Yerkes Researcher

Phone: 404-727-3653

Fax: 404-727-8324


Lab Web Site:


Lisa Parr, PhD, completed her undergraduate studies at Beloit College before receiving her master’s degree and doctorate from Emory University.

During the initial 10 years of her career, Dr. Parr studied comparative social cognition in monkeys and apes, particularly the way in which chimpanzees and rhesus monkeys gain information about identity and expression from faces. During the last few years, she has expanded her research program in a more translational direction to understand the basic behavior, neurobiology and development of social behavior in monkeys as a model for understanding social impairments in humans. Dr. Parr’s lab now has two main directions:

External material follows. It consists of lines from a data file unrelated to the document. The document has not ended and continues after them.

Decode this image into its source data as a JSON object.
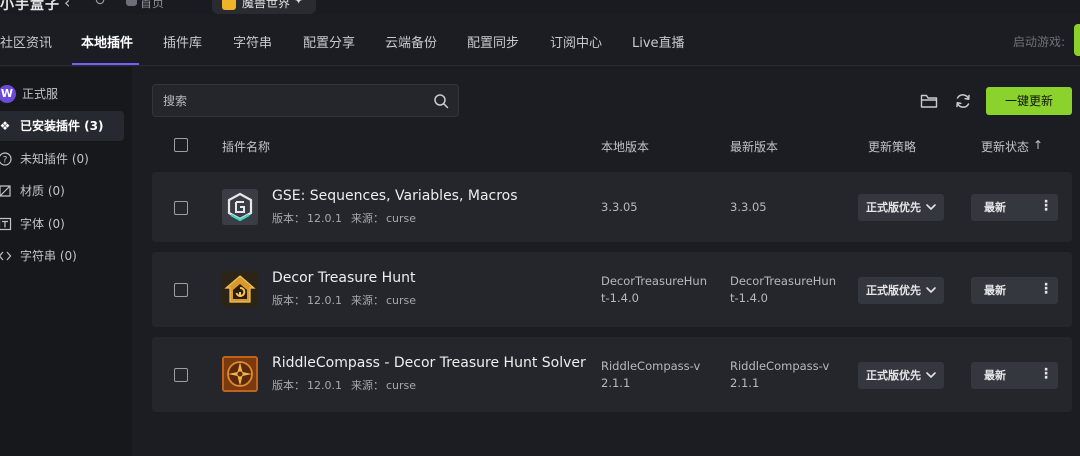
{
  "titlebar": {
    "app_title": "小手盒子",
    "tab_home_label": "首页",
    "tab_active_label": "魔兽世界"
  },
  "nav": {
    "items": [
      {
        "label": "社区资讯"
      },
      {
        "label": "本地插件"
      },
      {
        "label": "插件库"
      },
      {
        "label": "字符串"
      },
      {
        "label": "配置分享"
      },
      {
        "label": "云端备份"
      },
      {
        "label": "配置同步"
      },
      {
        "label": "订阅中心"
      },
      {
        "label": "Live直播"
      }
    ],
    "active_index": 1,
    "launch_label": "启动游戏:"
  },
  "sidebar": {
    "items": [
      {
        "label": "正式服",
        "icon": "wow-logo-icon"
      },
      {
        "label": "已安装插件 (3)",
        "icon": "diamond-icon"
      },
      {
        "label": "未知插件 (0)",
        "icon": "question-icon"
      },
      {
        "label": "材质 (0)",
        "icon": "texture-icon"
      },
      {
        "label": "字体 (0)",
        "icon": "font-icon"
      },
      {
        "label": "字符串 (0)",
        "icon": "string-icon"
      }
    ]
  },
  "toolbar": {
    "search_placeholder": "搜索",
    "update_all_label": "一键更新"
  },
  "table": {
    "headers": {
      "name": "插件名称",
      "local_version": "本地版本",
      "latest_version": "最新版本",
      "strategy": "更新策略",
      "status": "更新状态",
      "sort_indicator": "↑"
    },
    "rows": [
      {
        "name": "GSE: Sequences, Variables, Macros",
        "version_label": "版本：",
        "version": "12.0.1",
        "source_label": "来源：",
        "source": "curse",
        "local_version": "3.3.05",
        "latest_version": "3.3.05",
        "strategy": "正式版优先",
        "status": "最新",
        "icon": "gse-icon"
      },
      {
        "name": "Decor Treasure Hunt",
        "version_label": "版本：",
        "version": "12.0.1",
        "source_label": "来源：",
        "source": "curse",
        "local_version": "DecorTreasureHunt-1.4.0",
        "latest_version": "DecorTreasureHunt-1.4.0",
        "strategy": "正式版优先",
        "status": "最新",
        "icon": "house-icon"
      },
      {
        "name": "RiddleCompass - Decor Treasure Hunt Solver",
        "version_label": "版本：",
        "version": "12.0.1",
        "source_label": "来源：",
        "source": "curse",
        "local_version": "RiddleCompass-v2.1.1",
        "latest_version": "RiddleCompass-v2.1.1",
        "strategy": "正式版优先",
        "status": "最新",
        "icon": "compass-icon"
      }
    ]
  },
  "colors": {
    "accent_green": "#8bd22d",
    "accent_purple": "#6f5ff7",
    "row_bg": "#25262c"
  }
}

1)    Learning how oxytocin (OT) modulates the salience of social stimuli and their rewarding quality in adult monkeys. She and her team have developed a novel procedure for administering OT to awake monkeys using an intranasal delivery method that successfully penetrates the central nervous system. The team is developing a variety of interactive computerized tasks to test how these compounds affect social information processing.

2)    Identifying patterns of social perceptual development in infant rhesus monkeys from birth through 6 months of age with the goal of mapping the normative developmental trajectory for the development of social attention. Dr. Parr’s research team has developed an innovative eye-tracking laboratory at the Yerkes Field Station to track social perception in infant monkeys. Team members will correlate these behavioral data with developmental changes in functional brain networks using resting state functional connectivity MRI.

As an extension of this work, the Parr lab is combining these two approaches to monitor the effects of chronic and repeated intranasal OT on the development of social attention in infant monkeys longitudinally through the first year of life. The team will use functional neuroimaging to address whether this administration procedure produces long-lasting changes in the development of functional brain networks.

The long-term goals of the Parr lab are to produce highly translational research focused on understanding the neurobiology of social impairments and to be a part of developing possible treatments for social impairments using a highly relevant, developmental animal model. 


View publications on PubMed